(Interface dataset entries)
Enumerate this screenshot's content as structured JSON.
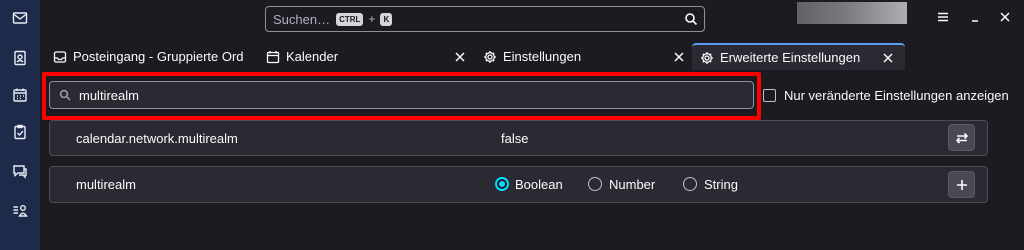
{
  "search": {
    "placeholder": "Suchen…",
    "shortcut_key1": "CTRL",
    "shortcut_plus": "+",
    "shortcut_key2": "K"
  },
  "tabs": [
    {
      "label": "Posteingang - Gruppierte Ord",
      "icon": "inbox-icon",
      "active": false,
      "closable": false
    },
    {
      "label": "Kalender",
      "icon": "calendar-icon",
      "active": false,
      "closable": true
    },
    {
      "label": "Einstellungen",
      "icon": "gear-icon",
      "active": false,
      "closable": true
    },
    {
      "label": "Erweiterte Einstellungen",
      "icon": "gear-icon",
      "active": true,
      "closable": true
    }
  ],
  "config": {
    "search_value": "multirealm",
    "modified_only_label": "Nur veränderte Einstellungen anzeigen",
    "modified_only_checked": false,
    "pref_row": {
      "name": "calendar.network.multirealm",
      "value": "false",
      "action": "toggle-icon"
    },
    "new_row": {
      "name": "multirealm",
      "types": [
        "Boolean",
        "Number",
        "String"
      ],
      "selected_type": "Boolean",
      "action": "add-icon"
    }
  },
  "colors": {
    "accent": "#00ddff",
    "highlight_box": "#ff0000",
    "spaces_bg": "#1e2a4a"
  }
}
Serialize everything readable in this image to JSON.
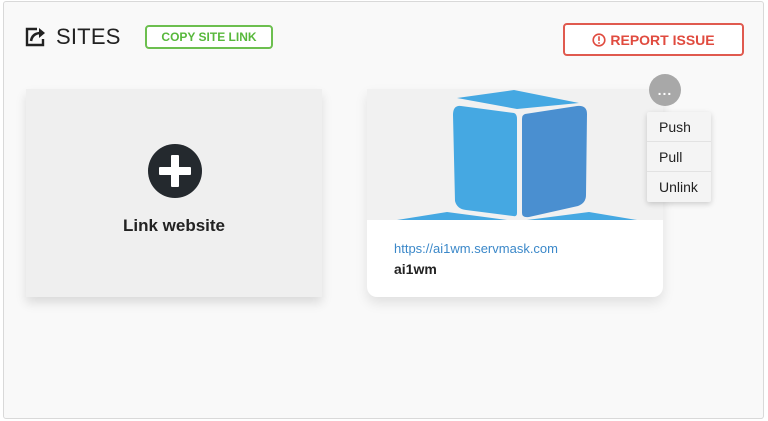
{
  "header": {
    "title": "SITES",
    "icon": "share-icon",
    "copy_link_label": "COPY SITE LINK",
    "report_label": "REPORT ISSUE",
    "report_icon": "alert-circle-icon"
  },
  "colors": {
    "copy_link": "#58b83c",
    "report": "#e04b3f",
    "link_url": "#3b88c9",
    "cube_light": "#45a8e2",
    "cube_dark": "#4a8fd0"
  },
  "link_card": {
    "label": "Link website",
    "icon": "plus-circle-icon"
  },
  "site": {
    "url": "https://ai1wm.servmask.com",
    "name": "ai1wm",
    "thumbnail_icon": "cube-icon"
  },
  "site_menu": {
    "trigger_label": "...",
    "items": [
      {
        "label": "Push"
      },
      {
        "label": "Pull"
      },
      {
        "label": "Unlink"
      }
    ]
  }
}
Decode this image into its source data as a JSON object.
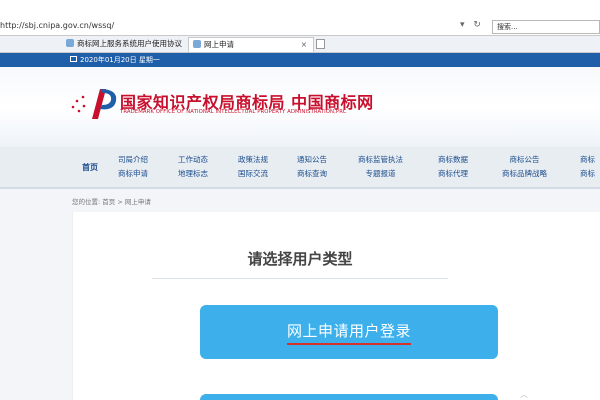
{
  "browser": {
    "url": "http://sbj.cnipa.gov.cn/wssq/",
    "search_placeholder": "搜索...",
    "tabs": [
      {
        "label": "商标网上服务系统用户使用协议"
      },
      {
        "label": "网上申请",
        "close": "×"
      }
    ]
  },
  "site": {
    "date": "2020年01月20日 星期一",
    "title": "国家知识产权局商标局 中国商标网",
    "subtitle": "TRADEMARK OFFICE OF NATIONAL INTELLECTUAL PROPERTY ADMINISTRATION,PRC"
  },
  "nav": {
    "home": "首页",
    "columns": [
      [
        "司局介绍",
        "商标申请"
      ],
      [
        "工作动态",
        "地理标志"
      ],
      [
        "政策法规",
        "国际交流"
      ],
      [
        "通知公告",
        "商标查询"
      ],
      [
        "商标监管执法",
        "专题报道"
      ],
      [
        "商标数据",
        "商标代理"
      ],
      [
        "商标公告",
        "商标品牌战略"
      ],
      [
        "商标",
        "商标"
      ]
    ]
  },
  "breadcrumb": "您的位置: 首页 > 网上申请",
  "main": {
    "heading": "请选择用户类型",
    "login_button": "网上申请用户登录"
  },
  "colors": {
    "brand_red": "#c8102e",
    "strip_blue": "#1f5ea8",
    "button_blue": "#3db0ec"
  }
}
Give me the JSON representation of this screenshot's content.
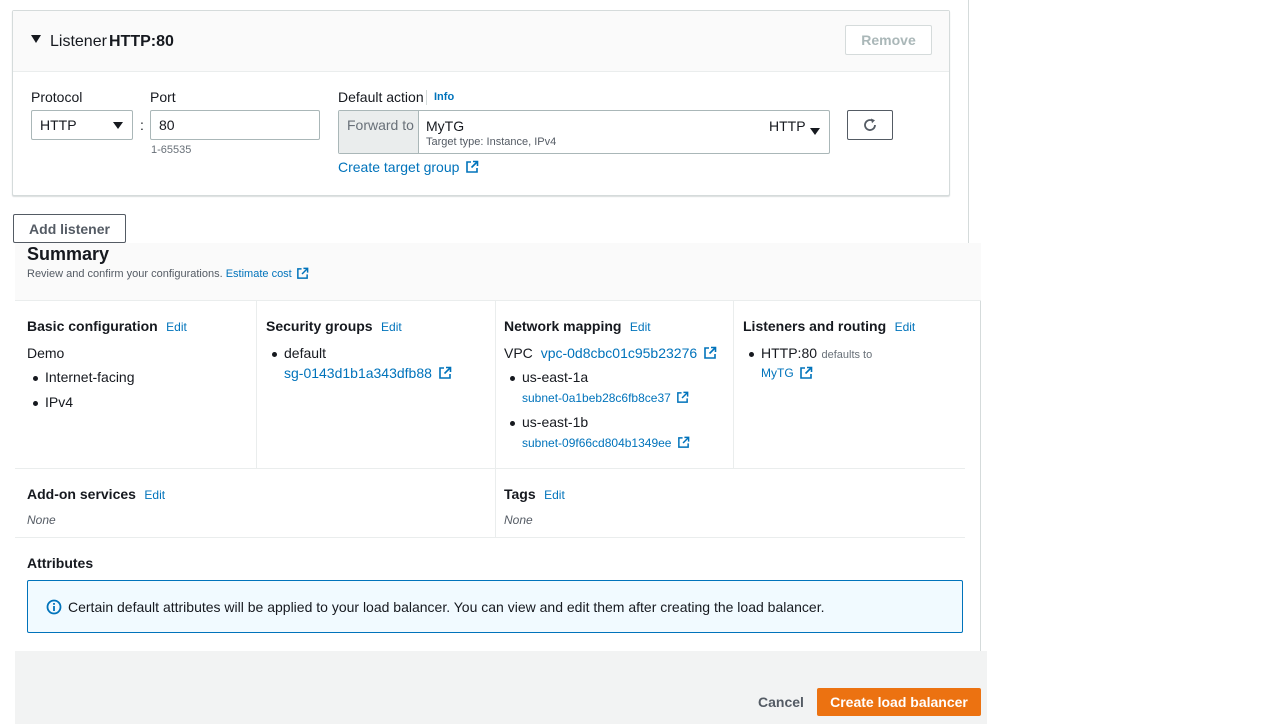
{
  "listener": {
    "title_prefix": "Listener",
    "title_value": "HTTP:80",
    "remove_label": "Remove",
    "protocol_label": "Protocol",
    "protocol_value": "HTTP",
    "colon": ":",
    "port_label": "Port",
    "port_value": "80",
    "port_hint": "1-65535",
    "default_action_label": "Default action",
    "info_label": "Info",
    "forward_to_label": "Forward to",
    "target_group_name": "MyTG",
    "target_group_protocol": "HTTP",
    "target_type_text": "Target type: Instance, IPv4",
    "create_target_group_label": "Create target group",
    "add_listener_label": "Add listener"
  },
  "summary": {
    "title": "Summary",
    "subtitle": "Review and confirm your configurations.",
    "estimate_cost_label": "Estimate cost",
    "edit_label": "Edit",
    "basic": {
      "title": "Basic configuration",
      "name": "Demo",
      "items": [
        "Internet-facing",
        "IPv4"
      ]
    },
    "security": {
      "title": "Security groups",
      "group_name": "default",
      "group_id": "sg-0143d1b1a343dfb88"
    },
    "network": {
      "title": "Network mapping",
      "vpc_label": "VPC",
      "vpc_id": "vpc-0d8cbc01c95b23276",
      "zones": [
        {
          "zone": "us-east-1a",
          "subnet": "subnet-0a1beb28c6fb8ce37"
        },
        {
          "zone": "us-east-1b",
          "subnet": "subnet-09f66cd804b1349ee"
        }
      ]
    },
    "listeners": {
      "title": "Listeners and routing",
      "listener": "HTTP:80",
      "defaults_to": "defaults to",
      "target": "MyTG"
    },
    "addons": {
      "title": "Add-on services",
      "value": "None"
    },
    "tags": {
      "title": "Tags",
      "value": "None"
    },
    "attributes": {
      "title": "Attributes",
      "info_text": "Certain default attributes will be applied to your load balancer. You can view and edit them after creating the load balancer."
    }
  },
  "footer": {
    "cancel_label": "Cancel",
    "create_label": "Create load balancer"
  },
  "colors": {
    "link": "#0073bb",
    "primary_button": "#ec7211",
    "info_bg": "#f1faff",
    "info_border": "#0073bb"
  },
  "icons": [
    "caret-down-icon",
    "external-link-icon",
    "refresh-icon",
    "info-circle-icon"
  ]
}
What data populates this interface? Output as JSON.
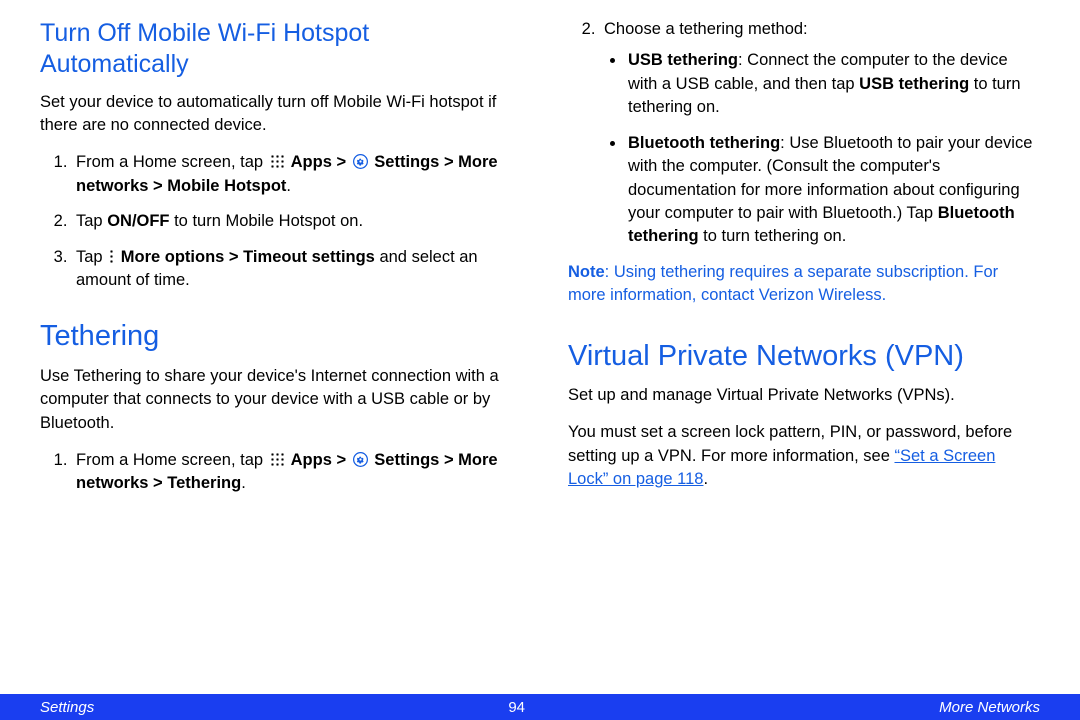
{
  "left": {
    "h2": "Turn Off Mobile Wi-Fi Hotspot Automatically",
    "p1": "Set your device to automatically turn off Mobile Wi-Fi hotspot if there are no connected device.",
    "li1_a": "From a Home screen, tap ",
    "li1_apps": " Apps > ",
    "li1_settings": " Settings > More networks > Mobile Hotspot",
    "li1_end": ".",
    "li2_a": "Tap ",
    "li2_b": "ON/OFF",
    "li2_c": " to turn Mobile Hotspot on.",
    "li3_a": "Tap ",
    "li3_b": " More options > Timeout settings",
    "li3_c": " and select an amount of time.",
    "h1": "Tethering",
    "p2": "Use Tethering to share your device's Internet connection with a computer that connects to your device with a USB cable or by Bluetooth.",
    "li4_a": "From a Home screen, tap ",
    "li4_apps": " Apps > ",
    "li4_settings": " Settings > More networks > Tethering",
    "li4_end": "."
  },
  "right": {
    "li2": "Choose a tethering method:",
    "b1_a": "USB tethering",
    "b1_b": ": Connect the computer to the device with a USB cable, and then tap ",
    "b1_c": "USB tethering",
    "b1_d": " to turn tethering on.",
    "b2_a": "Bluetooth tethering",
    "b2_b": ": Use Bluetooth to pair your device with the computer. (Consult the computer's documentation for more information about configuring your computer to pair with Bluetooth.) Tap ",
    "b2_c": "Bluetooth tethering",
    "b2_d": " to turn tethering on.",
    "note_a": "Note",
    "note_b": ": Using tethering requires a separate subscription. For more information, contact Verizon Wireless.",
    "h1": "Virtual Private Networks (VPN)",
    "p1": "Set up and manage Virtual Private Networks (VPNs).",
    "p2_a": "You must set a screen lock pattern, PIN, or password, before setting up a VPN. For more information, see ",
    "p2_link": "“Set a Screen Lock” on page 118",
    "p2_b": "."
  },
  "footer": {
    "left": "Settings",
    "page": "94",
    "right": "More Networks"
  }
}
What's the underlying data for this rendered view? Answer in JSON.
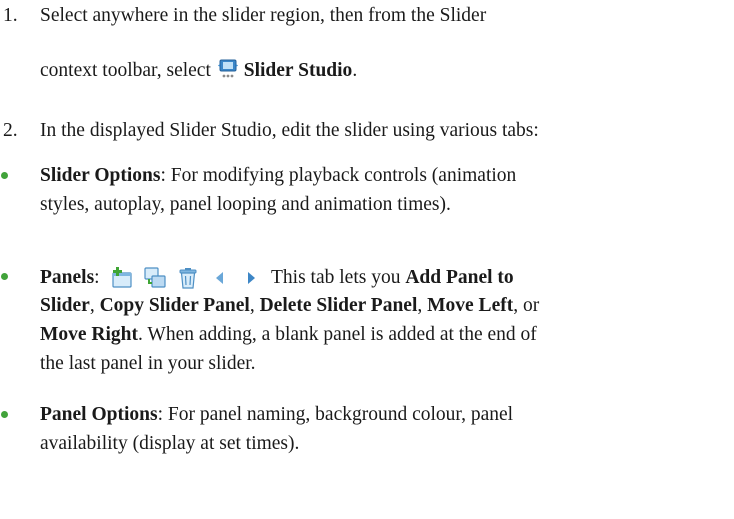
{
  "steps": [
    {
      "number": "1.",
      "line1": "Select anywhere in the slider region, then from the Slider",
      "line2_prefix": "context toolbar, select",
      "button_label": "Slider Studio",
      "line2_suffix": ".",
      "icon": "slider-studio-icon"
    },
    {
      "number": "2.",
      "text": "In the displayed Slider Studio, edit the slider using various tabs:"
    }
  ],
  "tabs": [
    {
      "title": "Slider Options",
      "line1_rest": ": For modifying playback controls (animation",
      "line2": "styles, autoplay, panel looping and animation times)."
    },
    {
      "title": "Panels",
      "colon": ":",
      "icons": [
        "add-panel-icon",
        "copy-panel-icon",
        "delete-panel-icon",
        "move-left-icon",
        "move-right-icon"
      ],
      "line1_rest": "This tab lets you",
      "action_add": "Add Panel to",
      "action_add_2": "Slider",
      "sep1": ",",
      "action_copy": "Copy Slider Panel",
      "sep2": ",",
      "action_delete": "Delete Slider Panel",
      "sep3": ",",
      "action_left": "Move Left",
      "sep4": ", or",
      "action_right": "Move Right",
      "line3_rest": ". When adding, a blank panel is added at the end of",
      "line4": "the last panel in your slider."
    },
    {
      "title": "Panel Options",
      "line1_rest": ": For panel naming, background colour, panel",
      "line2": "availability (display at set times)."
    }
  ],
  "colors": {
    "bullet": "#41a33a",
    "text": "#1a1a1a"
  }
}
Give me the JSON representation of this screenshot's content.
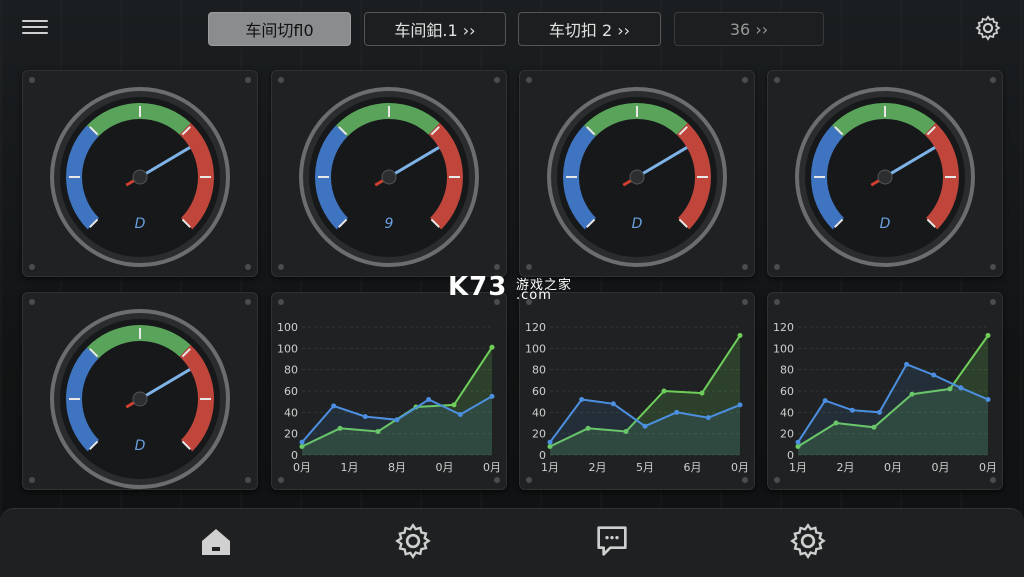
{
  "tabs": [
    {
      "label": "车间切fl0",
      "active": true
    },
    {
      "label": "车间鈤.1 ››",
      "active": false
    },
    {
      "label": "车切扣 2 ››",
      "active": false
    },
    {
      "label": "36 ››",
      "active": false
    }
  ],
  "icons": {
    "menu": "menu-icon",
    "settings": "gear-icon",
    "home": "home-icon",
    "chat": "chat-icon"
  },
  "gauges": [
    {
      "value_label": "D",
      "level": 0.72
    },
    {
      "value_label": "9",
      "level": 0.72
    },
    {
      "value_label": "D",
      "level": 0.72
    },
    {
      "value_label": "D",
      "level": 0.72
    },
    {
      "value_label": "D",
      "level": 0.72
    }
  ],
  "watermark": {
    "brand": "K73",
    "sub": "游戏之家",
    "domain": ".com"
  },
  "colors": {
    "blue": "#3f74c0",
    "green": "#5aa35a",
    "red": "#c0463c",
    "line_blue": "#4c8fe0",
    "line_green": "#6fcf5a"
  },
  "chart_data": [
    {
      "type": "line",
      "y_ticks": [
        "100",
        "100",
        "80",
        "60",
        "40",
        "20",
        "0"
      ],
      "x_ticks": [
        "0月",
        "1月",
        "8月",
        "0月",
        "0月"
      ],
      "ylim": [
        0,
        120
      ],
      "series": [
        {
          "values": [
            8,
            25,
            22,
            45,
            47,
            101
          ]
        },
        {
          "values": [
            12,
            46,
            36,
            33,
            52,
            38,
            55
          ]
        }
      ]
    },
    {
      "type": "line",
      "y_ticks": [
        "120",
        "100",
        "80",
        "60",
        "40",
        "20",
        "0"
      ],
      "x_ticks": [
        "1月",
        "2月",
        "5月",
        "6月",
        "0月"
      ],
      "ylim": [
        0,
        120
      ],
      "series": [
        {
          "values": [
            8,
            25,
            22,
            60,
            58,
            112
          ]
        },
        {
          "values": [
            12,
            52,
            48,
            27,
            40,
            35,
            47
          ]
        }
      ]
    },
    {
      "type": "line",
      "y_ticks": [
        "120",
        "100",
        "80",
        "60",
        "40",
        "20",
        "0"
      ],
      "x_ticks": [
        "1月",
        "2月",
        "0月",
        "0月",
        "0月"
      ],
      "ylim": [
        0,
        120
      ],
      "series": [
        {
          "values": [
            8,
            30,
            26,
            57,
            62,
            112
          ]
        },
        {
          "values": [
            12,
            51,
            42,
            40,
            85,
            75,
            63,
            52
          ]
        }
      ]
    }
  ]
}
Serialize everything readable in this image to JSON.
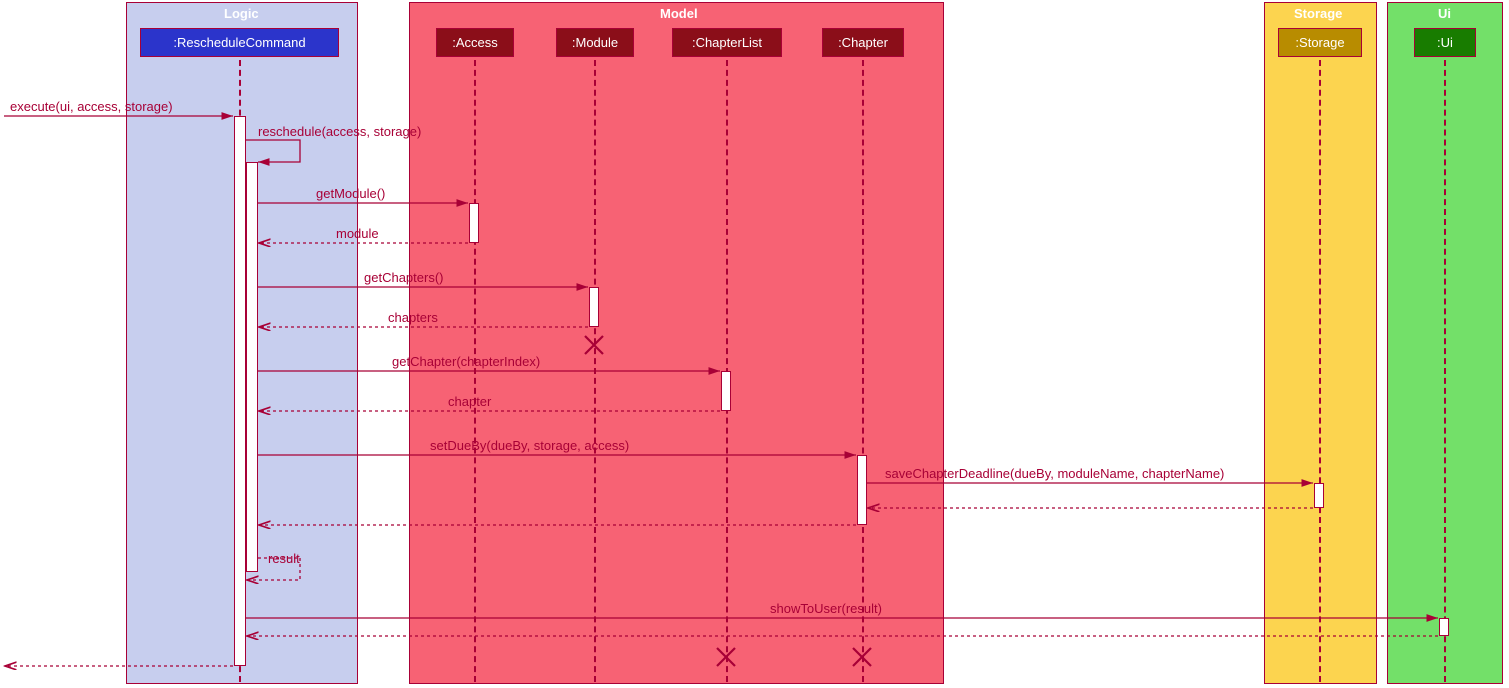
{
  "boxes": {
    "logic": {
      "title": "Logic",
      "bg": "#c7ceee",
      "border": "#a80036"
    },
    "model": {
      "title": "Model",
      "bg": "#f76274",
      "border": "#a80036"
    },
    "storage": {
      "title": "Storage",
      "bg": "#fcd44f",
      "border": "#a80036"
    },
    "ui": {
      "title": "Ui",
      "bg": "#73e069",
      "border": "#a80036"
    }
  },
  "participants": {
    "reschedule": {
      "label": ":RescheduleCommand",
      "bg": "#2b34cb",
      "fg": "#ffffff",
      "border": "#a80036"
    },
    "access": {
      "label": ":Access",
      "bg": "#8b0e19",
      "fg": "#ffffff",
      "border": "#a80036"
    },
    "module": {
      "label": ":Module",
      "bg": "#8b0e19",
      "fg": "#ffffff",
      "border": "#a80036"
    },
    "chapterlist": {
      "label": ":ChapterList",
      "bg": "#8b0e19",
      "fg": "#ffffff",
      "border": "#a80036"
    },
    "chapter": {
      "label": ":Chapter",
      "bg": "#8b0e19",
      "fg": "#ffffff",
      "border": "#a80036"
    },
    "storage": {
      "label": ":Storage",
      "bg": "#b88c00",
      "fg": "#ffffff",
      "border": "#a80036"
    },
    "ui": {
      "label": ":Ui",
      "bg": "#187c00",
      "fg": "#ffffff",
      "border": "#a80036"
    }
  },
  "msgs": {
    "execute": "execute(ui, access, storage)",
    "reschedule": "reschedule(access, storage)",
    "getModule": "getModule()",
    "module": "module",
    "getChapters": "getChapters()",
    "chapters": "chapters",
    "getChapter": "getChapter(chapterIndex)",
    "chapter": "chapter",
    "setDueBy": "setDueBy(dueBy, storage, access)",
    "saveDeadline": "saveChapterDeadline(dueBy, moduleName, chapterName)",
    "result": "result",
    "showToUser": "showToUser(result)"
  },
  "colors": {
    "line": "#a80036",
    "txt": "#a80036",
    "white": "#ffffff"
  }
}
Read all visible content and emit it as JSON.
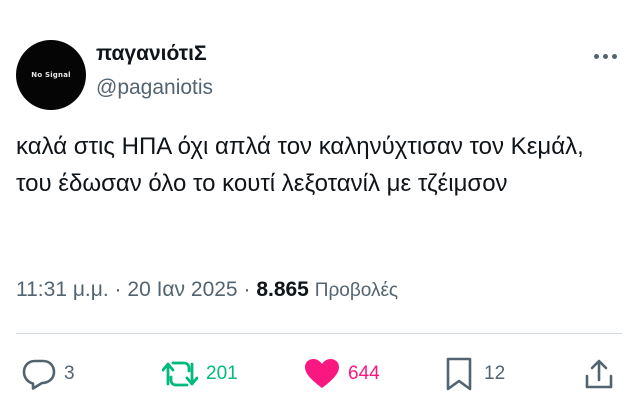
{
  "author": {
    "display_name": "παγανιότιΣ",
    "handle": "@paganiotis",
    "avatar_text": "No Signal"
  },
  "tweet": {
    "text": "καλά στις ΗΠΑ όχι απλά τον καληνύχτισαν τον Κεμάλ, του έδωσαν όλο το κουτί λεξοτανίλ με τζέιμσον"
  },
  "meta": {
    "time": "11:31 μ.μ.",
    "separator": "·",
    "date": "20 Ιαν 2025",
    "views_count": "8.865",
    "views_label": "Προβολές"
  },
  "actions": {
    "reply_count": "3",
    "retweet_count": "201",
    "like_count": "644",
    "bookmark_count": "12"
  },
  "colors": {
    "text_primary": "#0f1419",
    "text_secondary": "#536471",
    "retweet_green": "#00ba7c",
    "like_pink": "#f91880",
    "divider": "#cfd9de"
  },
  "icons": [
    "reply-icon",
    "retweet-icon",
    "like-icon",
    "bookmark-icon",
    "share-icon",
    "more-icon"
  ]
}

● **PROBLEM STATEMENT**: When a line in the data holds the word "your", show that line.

● **SOLUTION TO THIS PROBLEM**:
    "subtitle": "Review and confirm your configurations.",
      "info_text": "Certain default attributes will be applied to your load balancer. You can view and edit them after creating the load balancer."
    "p1": "Set your device to automatically turn off Mobile Wi-Fi hotspot if there are no connected device.",
    "p2": "Use Tethering to share your device's Internet connection with a computer that connects to your device with a USB cable or by Bluetooth.",
    "b2_b": ": Use Bluetooth to pair your device with the computer. (Consult the computer's documentation for more information about configuring your computer to pair with Bluetooth.) Tap ",
      "line4": "the last panel in your slider."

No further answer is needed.